Performing a post mortem examination
Looking carefully at the body and insides of a chicken that has
died of unknown reasons may help discover those reasons. Very sick birds, with
no hope of recovery, should be killed, using locally approved methods, or by
dislocating their necks.
It will be helpful to examine the insides and outsides of as
many healthy chickens as you can when they are slaughtered. Note the position,
size, color and texture of all internal organs. Then, when you work on a sick
bird, you will be better prepared to spot abnormalities.
This manual will not attempt to give instructions on how to
diagnose most diseases - that is best done by special publications with color
illustrations - but there are some signs you should look for.
Killing a Chicken. Stretch neck and
bend back around thumb.
Examine a bird as soon after death as possible, before body
conditions have changed. As you work, take good notes. They will help
veterinarians or lab technicians, if they are available, to identify the
problem. Ideally, you would take or send a few sick but still living chickens to

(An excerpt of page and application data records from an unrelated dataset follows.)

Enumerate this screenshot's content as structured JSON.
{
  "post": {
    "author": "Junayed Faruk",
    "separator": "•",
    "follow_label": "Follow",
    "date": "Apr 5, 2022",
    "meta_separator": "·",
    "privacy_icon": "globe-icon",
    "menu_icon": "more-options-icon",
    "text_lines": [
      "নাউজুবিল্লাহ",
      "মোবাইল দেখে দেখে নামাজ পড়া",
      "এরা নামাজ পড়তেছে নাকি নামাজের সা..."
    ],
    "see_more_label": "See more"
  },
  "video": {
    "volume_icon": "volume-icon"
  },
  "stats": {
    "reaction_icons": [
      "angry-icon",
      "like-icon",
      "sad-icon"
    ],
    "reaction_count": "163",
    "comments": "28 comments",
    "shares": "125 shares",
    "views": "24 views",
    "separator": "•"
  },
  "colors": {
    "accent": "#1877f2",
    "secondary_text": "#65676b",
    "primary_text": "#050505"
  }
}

the vet or lab for diagnosis, but this often is impractical.
In a post mortem, first examine the outside of the bird. Look
for lice or mites, particularly around the vent, that may have contributed to
the death. Discolored head parts, such as the comb and wattles, are indications
of a number of diseases. Straighten the neck, pull the tongue and examine the
throat and windpipe for cheesy nodules (lumps), signs of pox. Check the nostrils
for a putrid smell. If the legs are rough, scaly and swollen, it may indicate
mites. Look for swollen leg and wing joints and excessive abdominal fat. Also
look for blackened spots which can be caused by scorpion stings.
Open the bird carefully. With a knife or shears, cut through the
side of the mouth and esophagus. Look for the lesions (injured areas) of pox,
fungus, excess blood or mucus, and other abnormalities and foreign matter and
nodules. Slit the larynx and trachea, looking for excess mucus, inflammation,
blood and cheesy matter.
To look inside the bird, first slit the skin over the hip joints
and dislocate them so that the body lies flat. Puncture and cut the skin from
just below the point of the breastbone to the head. Pull the skin flaps aside to
bare the breast. With heavy shears, cut through the heavy bones and ribs on both
sides of the keel (center ridge of breastbone), and remove the keel and breast
muscle. Do this with care or you will damage the internal organs. Check for
fluid in body cavity. In females check body cavity for broken egg yolks (a black
fluid if broken yolk has been in body cavity for a while).
Slit the crop, remove food (noting if it smells sour), and
examine lining for worms, fungus and other problems. Examine the liver, noting
its color (normal is dark brown), and looking for lesions or nodules (soft ones
may indicate leukosis). Check the heart for lesions, hemorrhages on the fat, and
cheesy matter or fluid inside. Examine the spleen and bronchial tubes for
lesions and nodules. Note the color and texture of the lungs (normal, bright red
and spongy, will float in water). Look for fluid (pneumonia), tumors, nodules,
and congestion (dark red, will sink in water).
Remove the intestines and look for tumors, nodules or
hemorrhages. Slit the intestines to check for worms and other problems.
Thickened intestinal walls may indicate microscopic worms or coccidiosis. Also
look for blood, inflammation and excess mucus. If you find blood in the ceca,
look for cheesy matter, scarred lining and cecal worms.
Open the proventriculus (true stomach, located at the joining of
the esophagus and gizzard), checking for hemorrhages, worms, or inflammation.
Slit the gizzard, looking for erosion. Gizzard erosion most often is caused by a
nutritional deficiency and is indicated when ulcers and/or peeling of the
gizzard lining is seen. Check the kidneys for urates (white material) in
internal passages. Examine the brachial nerves - if swollen, may indicate
leukosis. Note gall bladder size and color (normally green). In layers, check
the ovary and oviduct for excess fat and ruptures (breaks) that lead egg yolk
into other body